Former Island resident Chris Ewan is returning ‘home’ to where it all started. Originally from Taunton, he was living in the Isle of Man when his first novel, The Good Thief’s Guide to Amsterdam, was published. He has written five Good Thief titles, and several standalone crime novels, including Safe House (shortlisted for the prestigious Theakston’s Old Peculier Crime Novel of the Year)and Dark Tides, both of which were set here, with the Island also featuring in his latest title, Long Time Lost.
Given his strong connections to the Isle of Man, we are thrilled that Chris has agreed to become our second Manx Litfest Patron, joining fellow crime author Alan Bradley.
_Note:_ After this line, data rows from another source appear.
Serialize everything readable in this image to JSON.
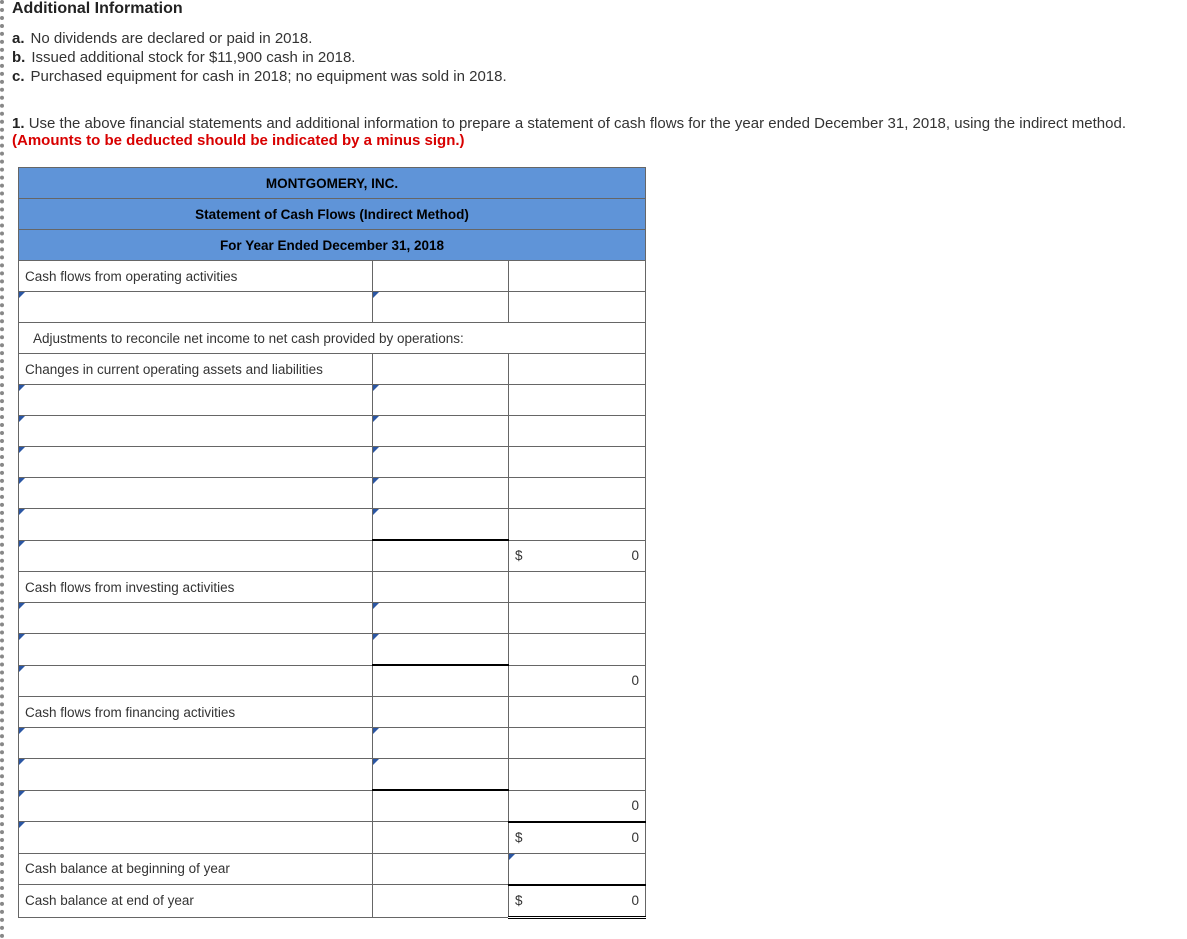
{
  "heading": "Additional Information",
  "info": {
    "a": "No dividends are declared or paid in 2018.",
    "b": "Issued additional stock for $11,900 cash in 2018.",
    "c": "Purchased equipment for cash in 2018; no equipment was sold in 2018."
  },
  "question_prefix": "1.",
  "question_text": "Use the above financial statements and additional information to prepare a statement of cash flows for the year ended December 31, 2018, using the indirect method.",
  "question_hint": "(Amounts to be deducted should be indicated by a minus sign.)",
  "table": {
    "company": "MONTGOMERY, INC.",
    "title": "Statement of Cash Flows (Indirect Method)",
    "period": "For Year Ended December 31, 2018",
    "rows": {
      "op_header": "Cash flows from operating activities",
      "adjust": "Adjustments to reconcile net income to net cash provided by operations:",
      "changes": "Changes in current operating assets and liabilities",
      "inv_header": "Cash flows from investing activities",
      "fin_header": "Cash flows from financing activities",
      "beg": "Cash balance at beginning of year",
      "end": "Cash balance at end of year"
    },
    "totals": {
      "op": "0",
      "inv": "0",
      "fin": "0",
      "net": "0",
      "end": "0"
    },
    "dollar": "$"
  }
}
Wendy Moore is a non-fiction author and freelance journalist, whose latest book is The Mesmerist, the true story of the mania for mesmerism (hypnotism) that gripped Victorian Britain. Her other books are The Knife Man, a biography of the 18th century surgeon, John Hunter; Wedlock, the story of the turbulent marriage of Mary Eleanor Bowes, Countess of Strathmore; and How to Create the Perfect Wife, the 18th century story of eccentric English gentleman Thomas Day, who took two young girls and educated them in order to choose the best candidate for his wife.
Melinda Salisbury is the author of The Sin Eater’s Daughter, which was the bestselling UK young adult debut novel of 2015 and nominated for multiple national and international awards. The third book in the series, The Scarecrow’s Queen, was published earlier this year with the fourth, The Heart Collector, coming soon.
Chris Arnot has been a national freelance journalist and author for more than 25 years. As well as writing extensively for The Guardian on everything from arts and travel to education and social issues, he has also been a contributor to The Independent, The Observer, The Times and Daily Telegraph. His books include four of the Britain’s Lost series for Aurum. Britain’s Lost Cricket Grounds was described by the Sunday Express as ‘the best sports book of 2011’; Billy Elliot creator Lee Hall called Britain’s Lost Mines ‘an extraordinary gallery of lives and landscapes’; Football and social history were intertwined in Fields of Dreams and The Day We Won the Cup, England then and now; and with Archers scriptwriter Simon Frith, Chris co-wrote The Archers Archives for BBC Books. Chris will be here to talk about his new book, Small Island by Little Train, which sees him tour Britain’s narrow-gauge steam railways.
We’ll have more news soon of who will be joining them in the 2017 line-up…